(Website and app data records)
◆ ◆ ◆ ◆ ◆
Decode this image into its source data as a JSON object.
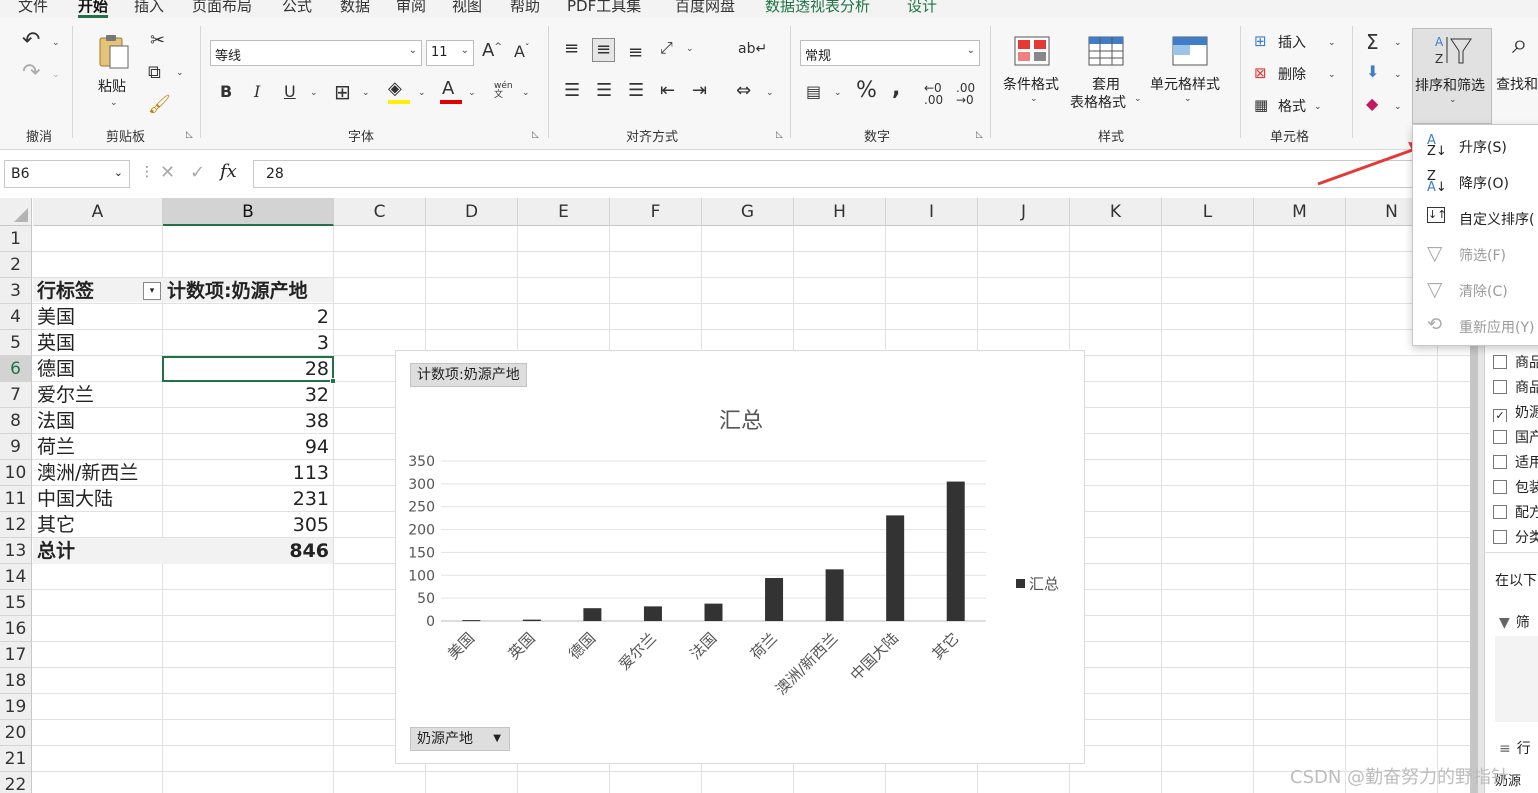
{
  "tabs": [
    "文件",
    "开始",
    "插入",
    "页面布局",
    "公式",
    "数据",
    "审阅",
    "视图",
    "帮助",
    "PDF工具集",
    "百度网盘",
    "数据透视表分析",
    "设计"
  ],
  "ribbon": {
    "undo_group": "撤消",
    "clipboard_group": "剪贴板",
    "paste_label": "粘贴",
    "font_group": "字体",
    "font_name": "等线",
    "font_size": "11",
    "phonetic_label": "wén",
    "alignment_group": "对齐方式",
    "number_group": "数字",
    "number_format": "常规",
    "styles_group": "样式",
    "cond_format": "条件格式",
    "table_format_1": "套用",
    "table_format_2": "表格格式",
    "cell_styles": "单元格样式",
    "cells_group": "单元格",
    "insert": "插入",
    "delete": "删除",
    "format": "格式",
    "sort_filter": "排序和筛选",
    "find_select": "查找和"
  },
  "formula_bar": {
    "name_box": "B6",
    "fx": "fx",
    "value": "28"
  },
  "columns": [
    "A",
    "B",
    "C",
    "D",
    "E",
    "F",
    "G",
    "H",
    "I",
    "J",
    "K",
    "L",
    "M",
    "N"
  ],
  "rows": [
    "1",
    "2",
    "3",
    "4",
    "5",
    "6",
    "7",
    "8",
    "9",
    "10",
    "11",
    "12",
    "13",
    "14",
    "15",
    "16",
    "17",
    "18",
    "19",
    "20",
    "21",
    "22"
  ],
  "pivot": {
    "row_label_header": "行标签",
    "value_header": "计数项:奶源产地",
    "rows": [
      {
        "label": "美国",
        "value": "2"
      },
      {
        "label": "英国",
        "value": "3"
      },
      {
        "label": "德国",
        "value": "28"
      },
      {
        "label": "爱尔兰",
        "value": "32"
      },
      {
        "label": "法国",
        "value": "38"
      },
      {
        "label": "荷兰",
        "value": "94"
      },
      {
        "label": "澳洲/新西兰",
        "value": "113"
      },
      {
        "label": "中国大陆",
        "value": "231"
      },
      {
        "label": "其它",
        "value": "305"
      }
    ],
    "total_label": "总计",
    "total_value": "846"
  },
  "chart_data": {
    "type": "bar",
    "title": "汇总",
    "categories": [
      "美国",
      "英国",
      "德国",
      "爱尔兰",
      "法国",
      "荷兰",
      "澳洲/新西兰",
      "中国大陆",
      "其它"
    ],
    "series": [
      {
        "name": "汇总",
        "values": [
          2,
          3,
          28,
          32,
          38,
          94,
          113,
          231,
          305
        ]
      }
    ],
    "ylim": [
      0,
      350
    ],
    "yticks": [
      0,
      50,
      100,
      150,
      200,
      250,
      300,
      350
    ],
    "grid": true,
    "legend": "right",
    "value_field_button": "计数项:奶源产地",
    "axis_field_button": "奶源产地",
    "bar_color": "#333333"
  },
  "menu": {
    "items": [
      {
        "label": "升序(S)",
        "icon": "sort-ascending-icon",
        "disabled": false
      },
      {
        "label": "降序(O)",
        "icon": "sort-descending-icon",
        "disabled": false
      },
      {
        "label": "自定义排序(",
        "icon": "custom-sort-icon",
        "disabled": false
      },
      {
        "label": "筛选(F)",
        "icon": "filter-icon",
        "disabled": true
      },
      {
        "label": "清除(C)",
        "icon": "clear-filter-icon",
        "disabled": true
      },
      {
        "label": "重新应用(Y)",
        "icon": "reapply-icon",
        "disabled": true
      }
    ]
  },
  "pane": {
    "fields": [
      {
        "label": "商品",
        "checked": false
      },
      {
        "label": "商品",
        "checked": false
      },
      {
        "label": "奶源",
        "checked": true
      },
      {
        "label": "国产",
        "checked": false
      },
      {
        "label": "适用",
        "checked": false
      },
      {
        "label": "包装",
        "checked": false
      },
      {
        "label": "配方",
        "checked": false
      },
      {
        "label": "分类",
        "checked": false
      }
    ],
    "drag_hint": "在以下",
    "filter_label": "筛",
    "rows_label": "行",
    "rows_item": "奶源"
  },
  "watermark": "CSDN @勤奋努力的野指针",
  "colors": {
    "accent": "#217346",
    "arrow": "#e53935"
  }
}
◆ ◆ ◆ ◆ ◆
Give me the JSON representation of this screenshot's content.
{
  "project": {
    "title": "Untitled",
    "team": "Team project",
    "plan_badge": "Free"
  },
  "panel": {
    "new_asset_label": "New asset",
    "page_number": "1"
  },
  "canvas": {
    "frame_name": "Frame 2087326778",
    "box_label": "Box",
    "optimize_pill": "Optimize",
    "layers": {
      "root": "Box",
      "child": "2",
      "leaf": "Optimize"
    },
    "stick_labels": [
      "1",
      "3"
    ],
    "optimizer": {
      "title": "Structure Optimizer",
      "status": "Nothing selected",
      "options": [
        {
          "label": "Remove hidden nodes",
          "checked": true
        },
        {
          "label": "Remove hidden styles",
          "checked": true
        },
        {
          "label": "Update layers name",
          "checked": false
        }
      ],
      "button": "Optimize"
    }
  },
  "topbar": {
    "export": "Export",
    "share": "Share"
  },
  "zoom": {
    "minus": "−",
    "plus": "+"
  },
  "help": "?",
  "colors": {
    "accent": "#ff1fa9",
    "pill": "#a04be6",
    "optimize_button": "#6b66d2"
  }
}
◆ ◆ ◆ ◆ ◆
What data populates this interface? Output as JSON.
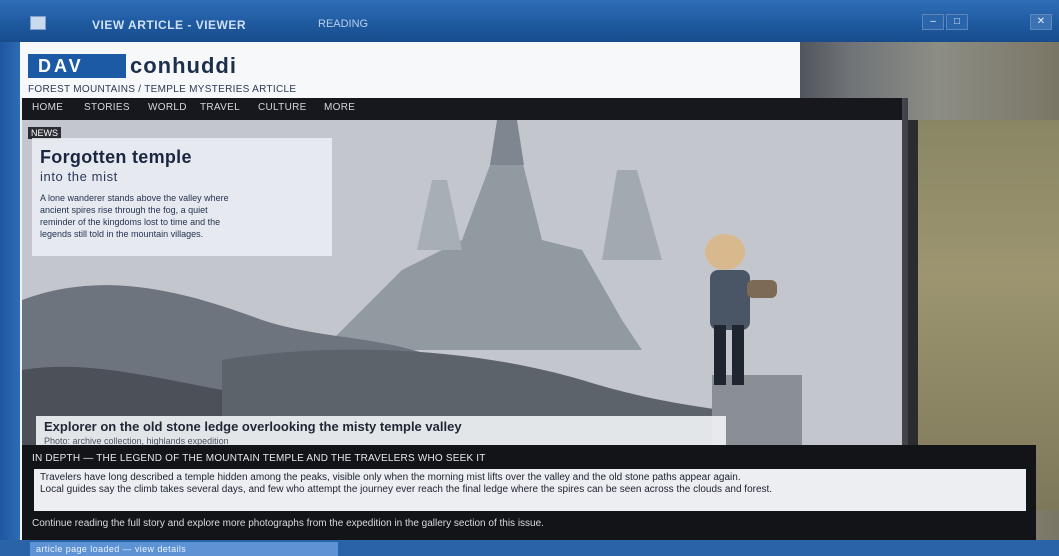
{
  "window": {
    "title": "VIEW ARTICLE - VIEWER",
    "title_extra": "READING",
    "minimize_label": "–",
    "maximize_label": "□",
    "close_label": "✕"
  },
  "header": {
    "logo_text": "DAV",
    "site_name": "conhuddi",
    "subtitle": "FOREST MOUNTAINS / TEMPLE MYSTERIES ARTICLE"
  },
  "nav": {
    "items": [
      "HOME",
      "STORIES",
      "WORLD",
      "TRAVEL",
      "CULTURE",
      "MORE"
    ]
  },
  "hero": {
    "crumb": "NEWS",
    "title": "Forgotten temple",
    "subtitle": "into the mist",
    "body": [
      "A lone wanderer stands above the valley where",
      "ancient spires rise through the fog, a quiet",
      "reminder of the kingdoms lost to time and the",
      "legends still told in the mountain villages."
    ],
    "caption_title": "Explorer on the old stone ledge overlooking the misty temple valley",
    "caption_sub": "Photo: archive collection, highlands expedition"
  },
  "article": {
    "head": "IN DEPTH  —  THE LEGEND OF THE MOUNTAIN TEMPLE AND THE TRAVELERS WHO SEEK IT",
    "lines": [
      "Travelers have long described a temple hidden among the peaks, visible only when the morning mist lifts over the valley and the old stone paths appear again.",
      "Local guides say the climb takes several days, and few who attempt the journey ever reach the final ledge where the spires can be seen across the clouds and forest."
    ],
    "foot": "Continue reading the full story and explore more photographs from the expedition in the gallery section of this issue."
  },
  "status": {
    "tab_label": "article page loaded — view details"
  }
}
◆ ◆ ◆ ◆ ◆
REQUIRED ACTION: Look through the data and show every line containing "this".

PROBLEM SOLUTION:
Decode this image into its source data as a JSON object.
Give me the JSON representation of this screenshot's content.
What data populates this interface? Output as JSON.
    "foot": "Continue reading the full story and explore more photographs from the expedition in the gallery section of this issue."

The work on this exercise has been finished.